We have already parted with too much. We held a beloved father’s hand as he left this world, and now we can’t just send his prized tool chest off into the void.“ The things handed down in our families don’t hold a lot of monetary value but contain plenty of pining,” the Kentucky novelist Silas House wrote in a recent blog post. “They’re the stuff of family history.”

The logical thing would be to discard some of our own belongings to make room for the things we want to keep from the loved ones we couldn’t. The trouble with that logic is that these are the things our own children grew up with. It feels impossible to carry off the makings of the world that made them, especially when they are so close to needing it again themselves. But where to put it all?

Reader, we stored it. Like my mother before me, I found myself standing at the top of the abyss and flinging my treasures into a place where I might reasonably expect never to see them again.

This solution will surprise no one who has weathered a divorce, downsized after the children were grown, or watched new-minted adults pack up their first apartments to ride out a pandemic at home. It will especially surprise no one who has moved to a new city or driven the blue highways of America’s heartland, where new self-storage facilities keep popping up like mushrooms after a week of rain. Even in rural places with few actual homes, smack in the middle of nowhere, there are now more teeny-tiny warehouses than you would believe, all for belongings that won’t fit anywhere else.

“Self-storage thrives when people experience change, and Covid disrupted norms across all generations,” Drew Dolan of DXD Capital told The Wall Street Journal’s Esther Fung last week.
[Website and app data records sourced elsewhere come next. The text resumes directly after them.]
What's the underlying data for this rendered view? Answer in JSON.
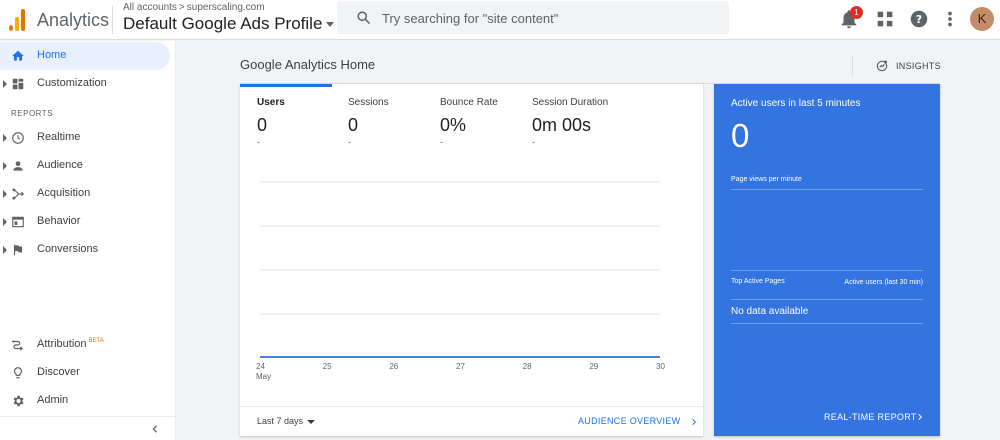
{
  "header": {
    "app_name": "Analytics",
    "breadcrumb_root": "All accounts",
    "breadcrumb_separator": ">",
    "breadcrumb_account": "superscaling.com",
    "profile_name": "Default Google Ads Profile",
    "search_placeholder": "Try searching for \"site content\"",
    "notification_count": "1",
    "avatar_initial": "K"
  },
  "sidebar": {
    "items": [
      {
        "label": "Home",
        "icon": "home-icon"
      },
      {
        "label": "Customization",
        "icon": "dashboard-icon"
      }
    ],
    "section_label": "REPORTS",
    "reports": [
      {
        "label": "Realtime",
        "icon": "clock-icon"
      },
      {
        "label": "Audience",
        "icon": "person-icon"
      },
      {
        "label": "Acquisition",
        "icon": "acquisition-icon"
      },
      {
        "label": "Behavior",
        "icon": "behavior-icon"
      },
      {
        "label": "Conversions",
        "icon": "flag-icon"
      }
    ],
    "bottom": [
      {
        "label": "Attribution",
        "icon": "attribution-icon",
        "badge": "BETA"
      },
      {
        "label": "Discover",
        "icon": "lightbulb-icon"
      },
      {
        "label": "Admin",
        "icon": "gear-icon"
      }
    ]
  },
  "main": {
    "title": "Google Analytics Home",
    "insights_label": "INSIGHTS",
    "metrics": [
      {
        "label": "Users",
        "value": "0",
        "sub": "-"
      },
      {
        "label": "Sessions",
        "value": "0",
        "sub": "-"
      },
      {
        "label": "Bounce Rate",
        "value": "0%",
        "sub": "-"
      },
      {
        "label": "Session Duration",
        "value": "0m 00s",
        "sub": "-"
      }
    ],
    "date_range": "Last 7 days",
    "audience_link": "AUDIENCE OVERVIEW"
  },
  "chart_data": {
    "type": "line",
    "x": [
      "24",
      "25",
      "26",
      "27",
      "28",
      "29",
      "30"
    ],
    "x_month_label": "May",
    "series": [
      {
        "values": [
          0,
          0,
          0,
          0,
          0,
          0,
          0
        ]
      }
    ],
    "grid": true,
    "accent": "#4a7fdc"
  },
  "realtime": {
    "title": "Active users in last 5 minutes",
    "count": "0",
    "page_views_label": "Page views per minute",
    "col_pages": "Top Active Pages",
    "col_users": "Active users (last 30 min)",
    "no_data": "No data available",
    "report_link": "REAL-TIME REPORT",
    "background": "#3374e0"
  }
}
Little wonder that self-storage is now a $40 billion-a-year industry, with more than 10 percent of American households paying to store their stuff someplace besides where they live. The units themselves occupy some 1.9 billion square feet, with an additional 43.6 million square feet planned or under construction.

We might not be able to take it all with us, but we can sure keep it in climate-controlled safety, waiting for whatever we think we’re waiting for, even if what we’re waiting for is too elusive or too far out of reach to be named.

In the age of Marie Kondo, it would be easy to see all this stuff as a moral failing, the sign of a fatally materialist worldview. In time I, too, may come to recognize our rented 10x10 storage unit, this receptacle for emotional need, as an exercise in self-delusion. But somehow I don’t think that will happen. I think I’ll always remember what it meant this year to try to save whatever I could save from a time when the world kept taking and taking and taking.

I understand now why my mother brought everything with her when she left Alabama, the state where she had lived her entire life. She was bringing herself, her whole self: who she had once been, who she still was, who she hoped yet to become. She was bringing her ancestors with her, and she was bringing my father, too. She was piling up all the belongings of a full life into a shape she could still recognize: her own.


Margaret Renkl, a contributing Opinion writer, is the author of the books “Late Migrations: A Natural History of Love and Loss” and the forthcoming “Graceland, at Last: Notes on Hope and Heartache From the American South.”